| Work item |
Write each line below back out exactly, omitting its pictures.

| Supplied records |
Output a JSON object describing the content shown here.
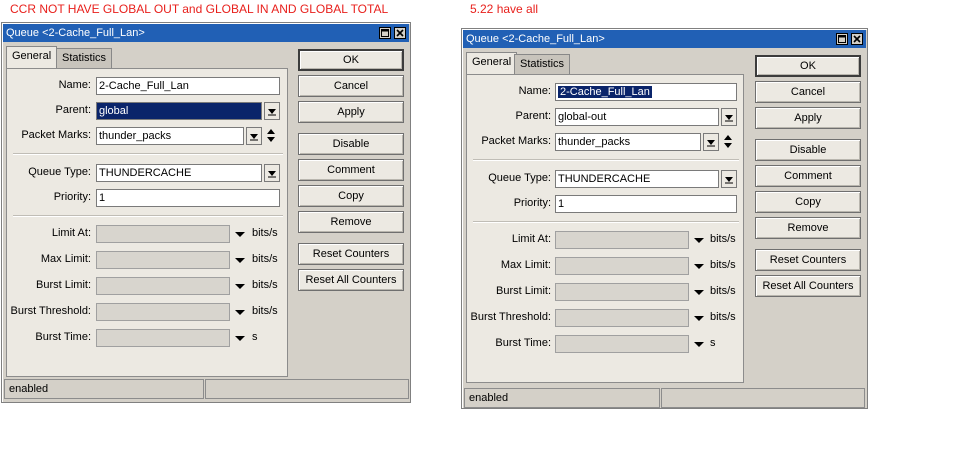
{
  "captions": {
    "left": "CCR NOT HAVE GLOBAL OUT and GLOBAL IN AND GLOBAL TOTAL",
    "right": "5.22 have all"
  },
  "colors": {
    "caption": "#e8201c",
    "titlebar": "#2160b5",
    "selection": "#0a246a"
  },
  "left_window": {
    "title": "Queue <2-Cache_Full_Lan>",
    "tabs": [
      "General",
      "Statistics"
    ],
    "fields": {
      "name": {
        "label": "Name:",
        "value": "2-Cache_Full_Lan"
      },
      "parent": {
        "label": "Parent:",
        "value": "global"
      },
      "packet_marks": {
        "label": "Packet Marks:",
        "value": "thunder_packs"
      },
      "queue_type": {
        "label": "Queue Type:",
        "value": "THUNDERCACHE"
      },
      "priority": {
        "label": "Priority:",
        "value": "1"
      },
      "limit_at": {
        "label": "Limit At:",
        "value": "",
        "unit": "bits/s"
      },
      "max_limit": {
        "label": "Max Limit:",
        "value": "",
        "unit": "bits/s"
      },
      "burst_limit": {
        "label": "Burst Limit:",
        "value": "",
        "unit": "bits/s"
      },
      "burst_threshold": {
        "label": "Burst Threshold:",
        "value": "",
        "unit": "bits/s"
      },
      "burst_time": {
        "label": "Burst Time:",
        "value": "",
        "unit": "s"
      }
    },
    "buttons": {
      "ok": "OK",
      "cancel": "Cancel",
      "apply": "Apply",
      "disable": "Disable",
      "comment": "Comment",
      "copy": "Copy",
      "remove": "Remove",
      "reset_counters": "Reset Counters",
      "reset_all_counters": "Reset All Counters"
    },
    "status": "enabled"
  },
  "right_window": {
    "title": "Queue <2-Cache_Full_Lan>",
    "tabs": [
      "General",
      "Statistics"
    ],
    "fields": {
      "name": {
        "label": "Name:",
        "value": "2-Cache_Full_Lan"
      },
      "parent": {
        "label": "Parent:",
        "value": "global-out"
      },
      "packet_marks": {
        "label": "Packet Marks:",
        "value": "thunder_packs"
      },
      "queue_type": {
        "label": "Queue Type:",
        "value": "THUNDERCACHE"
      },
      "priority": {
        "label": "Priority:",
        "value": "1"
      },
      "limit_at": {
        "label": "Limit At:",
        "value": "",
        "unit": "bits/s"
      },
      "max_limit": {
        "label": "Max Limit:",
        "value": "",
        "unit": "bits/s"
      },
      "burst_limit": {
        "label": "Burst Limit:",
        "value": "",
        "unit": "bits/s"
      },
      "burst_threshold": {
        "label": "Burst Threshold:",
        "value": "",
        "unit": "bits/s"
      },
      "burst_time": {
        "label": "Burst Time:",
        "value": "",
        "unit": "s"
      }
    },
    "buttons": {
      "ok": "OK",
      "cancel": "Cancel",
      "apply": "Apply",
      "disable": "Disable",
      "comment": "Comment",
      "copy": "Copy",
      "remove": "Remove",
      "reset_counters": "Reset Counters",
      "reset_all_counters": "Reset All Counters"
    },
    "status": "enabled"
  }
}
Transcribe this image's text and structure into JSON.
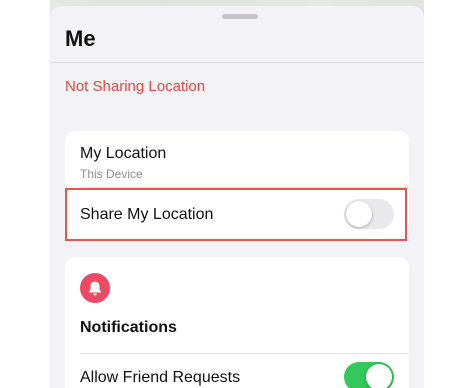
{
  "sheet": {
    "title": "Me"
  },
  "status": {
    "text": "Not Sharing Location",
    "color": "#e5483b"
  },
  "location_card": {
    "title": "My Location",
    "subtitle": "This Device",
    "share_label": "Share My Location",
    "share_enabled": false
  },
  "notifications": {
    "icon": "bell-icon",
    "icon_color": "#ec4a62",
    "title": "Notifications",
    "allow_requests_label": "Allow Friend Requests",
    "allow_requests_enabled": true
  },
  "colors": {
    "toggle_on": "#34c759",
    "toggle_off": "#e9e9eb",
    "highlight": "#e3584c"
  }
}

| Solution |
Output a JSON object describing the content shown here.
{
  "captions": {
    "left": "CCR NOT HAVE GLOBAL OUT and GLOBAL IN AND GLOBAL TOTAL",
    "right": "5.22 have all"
  },
  "colors": {
    "caption": "#e8201c",
    "titlebar": "#2160b5",
    "selection": "#0a246a"
  },
  "left_window": {
    "title": "Queue <2-Cache_Full_Lan>",
    "tabs": [
      "General",
      "Statistics"
    ],
    "fields": {
      "name": {
        "label": "Name:",
        "value": "2-Cache_Full_Lan"
      },
      "parent": {
        "label": "Parent:",
        "value": "global"
      },
      "packet_marks": {
        "label": "Packet Marks:",
        "value": "thunder_packs"
      },
      "queue_type": {
        "label": "Queue Type:",
        "value": "THUNDERCACHE"
      },
      "priority": {
        "label": "Priority:",
        "value": "1"
      },
      "limit_at": {
        "label": "Limit At:",
        "value": "",
        "unit": "bits/s"
      },
      "max_limit": {
        "label": "Max Limit:",
        "value": "",
        "unit": "bits/s"
      },
      "burst_limit": {
        "label": "Burst Limit:",
        "value": "",
        "unit": "bits/s"
      },
      "burst_threshold": {
        "label": "Burst Threshold:",
        "value": "",
        "unit": "bits/s"
      },
      "burst_time": {
        "label": "Burst Time:",
        "value": "",
        "unit": "s"
      }
    },
    "buttons": {
      "ok": "OK",
      "cancel": "Cancel",
      "apply": "Apply",
      "disable": "Disable",
      "comment": "Comment",
      "copy": "Copy",
      "remove": "Remove",
      "reset_counters": "Reset Counters",
      "reset_all_counters": "Reset All Counters"
    },
    "status": "enabled"
  },
  "right_window": {
    "title": "Queue <2-Cache_Full_Lan>",
    "tabs": [
      "General",
      "Statistics"
    ],
    "fields": {
      "name": {
        "label": "Name:",
        "value": "2-Cache_Full_Lan"
      },
      "parent": {
        "label": "Parent:",
        "value": "global-out"
      },
      "packet_marks": {
        "label": "Packet Marks:",
        "value": "thunder_packs"
      },
      "queue_type": {
        "label": "Queue Type:",
        "value": "THUNDERCACHE"
      },
      "priority": {
        "label": "Priority:",
        "value": "1"
      },
      "limit_at": {
        "label": "Limit At:",
        "value": "",
        "unit": "bits/s"
      },
      "max_limit": {
        "label": "Max Limit:",
        "value": "",
        "unit": "bits/s"
      },
      "burst_limit": {
        "label": "Burst Limit:",
        "value": "",
        "unit": "bits/s"
      },
      "burst_threshold": {
        "label": "Burst Threshold:",
        "value": "",
        "unit": "bits/s"
      },
      "burst_time": {
        "label": "Burst Time:",
        "value": "",
        "unit": "s"
      }
    },
    "buttons": {
      "ok": "OK",
      "cancel": "Cancel",
      "apply": "Apply",
      "disable": "Disable",
      "comment": "Comment",
      "copy": "Copy",
      "remove": "Remove",
      "reset_counters": "Reset Counters",
      "reset_all_counters": "Reset All Counters"
    },
    "status": "enabled"
  }
}
Transcribe this image's text and structure into JSON.
{
  "sheet": {
    "title": "Me"
  },
  "status": {
    "text": "Not Sharing Location",
    "color": "#e5483b"
  },
  "location_card": {
    "title": "My Location",
    "subtitle": "This Device",
    "share_label": "Share My Location",
    "share_enabled": false
  },
  "notifications": {
    "icon": "bell-icon",
    "icon_color": "#ec4a62",
    "title": "Notifications",
    "allow_requests_label": "Allow Friend Requests",
    "allow_requests_enabled": true
  },
  "colors": {
    "toggle_on": "#34c759",
    "toggle_off": "#e9e9eb",
    "highlight": "#e3584c"
  }
}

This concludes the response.